Prescient industry minds, even back then, were keen to note that an arms race for flavour would eventually result in a natural resettling – once everyone had got all that excitement out of the collective system. Things haven’t exactly become less exciting, but they have become more competitive. And many breweries have found that, despite confidence in the knowledge that consumers had had lagers marketed to them with relentless vigour over a period of decades, there was actually a reason why 4.5 percent-ish ABV beers were so popular: because people enjoy drinking them. Which, in an unnecessarily roundabout way, brings us to Modus’ Pittwater Premium Draught.
Initially launched as part of of their Insular Peninsula series – locals only releases available in the Northern Beaches suburbs around the brewery – it’s now going a little further afield (albeit only slightly and only the keg version). And it’s unlike almost all the beers for which Modus has earned a heaving trophy cabinet and respect around the beer world. It’s, well… a beer. The kind of thing you’d be presented with if you were to walk into any old pub and say, “I’d like one beer, please”.
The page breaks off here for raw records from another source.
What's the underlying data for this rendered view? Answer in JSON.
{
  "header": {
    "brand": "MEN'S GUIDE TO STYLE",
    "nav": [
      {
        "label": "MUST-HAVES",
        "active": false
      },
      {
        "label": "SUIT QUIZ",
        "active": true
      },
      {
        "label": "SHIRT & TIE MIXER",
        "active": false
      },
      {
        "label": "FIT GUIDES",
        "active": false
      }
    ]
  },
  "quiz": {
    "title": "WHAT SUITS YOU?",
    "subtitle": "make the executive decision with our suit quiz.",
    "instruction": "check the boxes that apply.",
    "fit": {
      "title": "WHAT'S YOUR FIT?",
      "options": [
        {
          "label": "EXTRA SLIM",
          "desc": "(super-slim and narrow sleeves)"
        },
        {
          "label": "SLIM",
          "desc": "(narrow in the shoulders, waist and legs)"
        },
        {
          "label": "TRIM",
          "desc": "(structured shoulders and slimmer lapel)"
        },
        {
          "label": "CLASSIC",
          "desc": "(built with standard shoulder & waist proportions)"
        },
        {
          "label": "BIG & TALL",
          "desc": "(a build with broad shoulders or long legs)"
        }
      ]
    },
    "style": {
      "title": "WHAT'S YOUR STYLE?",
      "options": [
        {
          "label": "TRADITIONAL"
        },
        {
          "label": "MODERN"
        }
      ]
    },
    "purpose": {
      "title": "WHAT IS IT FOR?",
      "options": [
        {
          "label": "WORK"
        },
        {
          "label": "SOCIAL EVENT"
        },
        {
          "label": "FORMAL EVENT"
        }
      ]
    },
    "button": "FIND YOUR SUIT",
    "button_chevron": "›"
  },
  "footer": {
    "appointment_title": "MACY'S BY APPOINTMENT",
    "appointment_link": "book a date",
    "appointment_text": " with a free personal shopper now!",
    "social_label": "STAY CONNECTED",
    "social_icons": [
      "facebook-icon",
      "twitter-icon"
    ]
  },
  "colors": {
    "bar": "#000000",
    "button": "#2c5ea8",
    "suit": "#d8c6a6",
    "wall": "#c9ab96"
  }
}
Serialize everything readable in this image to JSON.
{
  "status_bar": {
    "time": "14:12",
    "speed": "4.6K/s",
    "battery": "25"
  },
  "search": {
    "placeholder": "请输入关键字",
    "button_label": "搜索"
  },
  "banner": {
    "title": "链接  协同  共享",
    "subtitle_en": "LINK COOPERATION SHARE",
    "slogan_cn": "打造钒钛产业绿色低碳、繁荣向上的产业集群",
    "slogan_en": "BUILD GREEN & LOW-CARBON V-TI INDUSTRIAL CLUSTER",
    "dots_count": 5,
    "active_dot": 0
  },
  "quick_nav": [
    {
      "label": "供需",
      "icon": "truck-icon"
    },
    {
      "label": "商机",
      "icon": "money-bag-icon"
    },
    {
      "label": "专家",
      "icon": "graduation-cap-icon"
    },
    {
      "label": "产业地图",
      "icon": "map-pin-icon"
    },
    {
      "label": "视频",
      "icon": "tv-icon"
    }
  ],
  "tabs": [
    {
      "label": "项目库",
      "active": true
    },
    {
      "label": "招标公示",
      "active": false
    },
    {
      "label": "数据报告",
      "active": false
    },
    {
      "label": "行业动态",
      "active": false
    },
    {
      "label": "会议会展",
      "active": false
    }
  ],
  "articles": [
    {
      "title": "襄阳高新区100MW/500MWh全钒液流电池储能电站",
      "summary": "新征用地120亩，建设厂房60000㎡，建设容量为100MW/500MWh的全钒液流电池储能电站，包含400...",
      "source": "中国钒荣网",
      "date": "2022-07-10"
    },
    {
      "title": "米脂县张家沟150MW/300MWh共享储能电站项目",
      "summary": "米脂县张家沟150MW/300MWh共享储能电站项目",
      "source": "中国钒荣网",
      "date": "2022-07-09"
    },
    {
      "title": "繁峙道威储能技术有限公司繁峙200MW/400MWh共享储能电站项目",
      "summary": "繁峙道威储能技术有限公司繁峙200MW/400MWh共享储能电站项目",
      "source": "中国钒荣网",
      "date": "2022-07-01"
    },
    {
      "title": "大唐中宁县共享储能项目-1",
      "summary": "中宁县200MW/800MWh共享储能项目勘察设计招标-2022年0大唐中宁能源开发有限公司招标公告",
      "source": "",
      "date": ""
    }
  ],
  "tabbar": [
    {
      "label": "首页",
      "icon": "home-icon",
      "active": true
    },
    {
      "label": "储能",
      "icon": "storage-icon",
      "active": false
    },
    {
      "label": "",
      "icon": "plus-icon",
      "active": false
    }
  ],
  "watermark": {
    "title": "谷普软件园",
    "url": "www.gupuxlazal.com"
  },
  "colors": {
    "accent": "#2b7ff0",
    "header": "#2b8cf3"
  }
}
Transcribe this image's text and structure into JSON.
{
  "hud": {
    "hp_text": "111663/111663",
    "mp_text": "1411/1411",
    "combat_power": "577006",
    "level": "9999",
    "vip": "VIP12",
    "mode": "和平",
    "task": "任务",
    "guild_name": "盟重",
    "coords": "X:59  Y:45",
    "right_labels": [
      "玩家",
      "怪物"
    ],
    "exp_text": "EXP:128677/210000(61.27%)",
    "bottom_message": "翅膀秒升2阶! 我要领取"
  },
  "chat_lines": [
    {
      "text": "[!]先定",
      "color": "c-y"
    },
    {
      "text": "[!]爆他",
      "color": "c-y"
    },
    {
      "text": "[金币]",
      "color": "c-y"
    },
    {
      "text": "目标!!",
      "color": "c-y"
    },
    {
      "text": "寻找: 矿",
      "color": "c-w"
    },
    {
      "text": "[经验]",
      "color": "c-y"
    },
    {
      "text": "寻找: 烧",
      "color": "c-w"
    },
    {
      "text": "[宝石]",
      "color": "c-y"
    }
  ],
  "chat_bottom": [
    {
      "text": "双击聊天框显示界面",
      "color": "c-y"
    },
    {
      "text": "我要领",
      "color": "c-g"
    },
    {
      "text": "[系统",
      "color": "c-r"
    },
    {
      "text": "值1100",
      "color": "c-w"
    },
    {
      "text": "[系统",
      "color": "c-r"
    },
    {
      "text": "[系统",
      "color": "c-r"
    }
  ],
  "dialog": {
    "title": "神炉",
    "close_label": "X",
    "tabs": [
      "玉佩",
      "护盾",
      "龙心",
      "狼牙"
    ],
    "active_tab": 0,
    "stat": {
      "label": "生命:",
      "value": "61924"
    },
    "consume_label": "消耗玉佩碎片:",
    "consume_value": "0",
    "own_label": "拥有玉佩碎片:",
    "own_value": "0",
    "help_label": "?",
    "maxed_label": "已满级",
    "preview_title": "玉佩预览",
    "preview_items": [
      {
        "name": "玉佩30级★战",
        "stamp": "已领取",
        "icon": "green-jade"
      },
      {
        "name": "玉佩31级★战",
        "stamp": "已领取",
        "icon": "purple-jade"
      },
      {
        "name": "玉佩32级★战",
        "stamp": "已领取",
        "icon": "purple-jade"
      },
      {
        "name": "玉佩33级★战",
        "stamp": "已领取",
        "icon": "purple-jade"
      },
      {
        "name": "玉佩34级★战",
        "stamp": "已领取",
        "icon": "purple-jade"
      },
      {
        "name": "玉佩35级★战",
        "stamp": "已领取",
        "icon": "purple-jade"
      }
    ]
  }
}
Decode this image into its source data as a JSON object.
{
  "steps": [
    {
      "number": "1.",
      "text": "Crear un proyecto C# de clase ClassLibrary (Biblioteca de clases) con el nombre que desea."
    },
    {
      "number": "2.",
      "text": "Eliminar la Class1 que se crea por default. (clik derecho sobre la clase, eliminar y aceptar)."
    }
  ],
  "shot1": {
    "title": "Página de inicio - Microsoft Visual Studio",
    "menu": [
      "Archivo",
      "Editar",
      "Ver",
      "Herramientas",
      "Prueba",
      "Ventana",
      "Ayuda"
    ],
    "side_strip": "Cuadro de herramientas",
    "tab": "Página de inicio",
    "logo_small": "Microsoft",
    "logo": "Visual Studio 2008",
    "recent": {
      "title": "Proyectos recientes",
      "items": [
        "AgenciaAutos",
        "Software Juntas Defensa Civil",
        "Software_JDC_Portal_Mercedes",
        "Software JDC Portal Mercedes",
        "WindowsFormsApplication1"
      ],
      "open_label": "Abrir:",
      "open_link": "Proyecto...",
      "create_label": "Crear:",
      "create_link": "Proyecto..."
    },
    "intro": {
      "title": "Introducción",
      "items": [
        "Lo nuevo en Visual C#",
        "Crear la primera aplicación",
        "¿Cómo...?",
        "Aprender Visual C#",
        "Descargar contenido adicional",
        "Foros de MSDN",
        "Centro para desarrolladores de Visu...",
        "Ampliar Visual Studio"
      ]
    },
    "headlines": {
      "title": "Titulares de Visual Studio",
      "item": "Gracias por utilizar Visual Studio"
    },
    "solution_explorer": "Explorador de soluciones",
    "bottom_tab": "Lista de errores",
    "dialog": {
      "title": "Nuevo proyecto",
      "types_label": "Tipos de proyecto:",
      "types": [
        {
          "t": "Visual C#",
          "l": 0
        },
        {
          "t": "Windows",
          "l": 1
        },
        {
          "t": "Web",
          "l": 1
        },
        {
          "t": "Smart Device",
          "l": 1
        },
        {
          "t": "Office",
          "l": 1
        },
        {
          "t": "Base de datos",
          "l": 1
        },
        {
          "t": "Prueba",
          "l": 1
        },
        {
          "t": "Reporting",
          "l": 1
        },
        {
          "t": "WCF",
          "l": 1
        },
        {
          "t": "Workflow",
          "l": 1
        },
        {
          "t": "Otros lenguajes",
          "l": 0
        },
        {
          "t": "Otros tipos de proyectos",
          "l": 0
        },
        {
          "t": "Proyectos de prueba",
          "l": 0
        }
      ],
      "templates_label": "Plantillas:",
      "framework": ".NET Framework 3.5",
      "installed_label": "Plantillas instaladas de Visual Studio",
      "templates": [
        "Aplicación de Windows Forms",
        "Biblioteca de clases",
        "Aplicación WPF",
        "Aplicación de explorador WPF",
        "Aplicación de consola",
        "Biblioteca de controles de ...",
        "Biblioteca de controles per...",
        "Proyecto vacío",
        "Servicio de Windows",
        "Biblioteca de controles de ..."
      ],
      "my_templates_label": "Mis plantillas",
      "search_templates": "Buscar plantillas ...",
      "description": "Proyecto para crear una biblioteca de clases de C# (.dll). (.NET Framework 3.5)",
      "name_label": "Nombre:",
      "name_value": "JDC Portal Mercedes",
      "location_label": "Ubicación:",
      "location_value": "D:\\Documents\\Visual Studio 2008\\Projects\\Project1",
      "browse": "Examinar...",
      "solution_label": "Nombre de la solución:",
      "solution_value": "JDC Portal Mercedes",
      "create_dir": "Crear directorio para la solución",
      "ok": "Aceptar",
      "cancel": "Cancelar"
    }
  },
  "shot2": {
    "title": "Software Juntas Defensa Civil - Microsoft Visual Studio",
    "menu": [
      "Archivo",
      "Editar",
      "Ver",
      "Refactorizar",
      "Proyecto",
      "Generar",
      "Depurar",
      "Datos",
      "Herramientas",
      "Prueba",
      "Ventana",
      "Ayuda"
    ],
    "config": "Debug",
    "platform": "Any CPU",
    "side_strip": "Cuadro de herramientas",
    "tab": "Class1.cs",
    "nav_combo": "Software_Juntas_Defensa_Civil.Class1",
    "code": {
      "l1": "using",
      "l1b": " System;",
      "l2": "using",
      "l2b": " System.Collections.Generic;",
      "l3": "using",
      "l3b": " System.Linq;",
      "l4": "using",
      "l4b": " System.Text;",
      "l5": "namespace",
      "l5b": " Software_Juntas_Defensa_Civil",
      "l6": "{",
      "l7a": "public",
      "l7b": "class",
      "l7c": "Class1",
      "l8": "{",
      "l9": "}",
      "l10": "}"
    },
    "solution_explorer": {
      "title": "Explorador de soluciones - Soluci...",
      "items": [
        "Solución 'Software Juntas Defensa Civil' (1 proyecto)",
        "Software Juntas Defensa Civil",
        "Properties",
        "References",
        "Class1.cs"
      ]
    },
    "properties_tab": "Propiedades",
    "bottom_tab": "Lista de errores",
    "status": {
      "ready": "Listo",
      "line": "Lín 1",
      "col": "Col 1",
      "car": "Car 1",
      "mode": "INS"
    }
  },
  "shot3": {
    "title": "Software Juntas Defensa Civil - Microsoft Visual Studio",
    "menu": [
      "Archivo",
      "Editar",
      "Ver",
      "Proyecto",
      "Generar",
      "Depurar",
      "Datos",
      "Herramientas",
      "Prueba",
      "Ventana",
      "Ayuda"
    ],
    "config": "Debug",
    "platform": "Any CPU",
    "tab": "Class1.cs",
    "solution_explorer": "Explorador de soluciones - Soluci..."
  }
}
It’s got a touch of sweetness up front, a grainy feel in the middle and the yeast gives it a full-ish fruity feeling before it finishes with a touch of crisp bitterness. Other than that it’s not the kind of thing that demands extensive tasting notes. Pittwater Premium is a beer that will likely excite hardcore beer nerds about as much as the arrival of the next vintage of Beaujolais, but if you’re in the mind for drinking rather than thinking this has you covered and then some.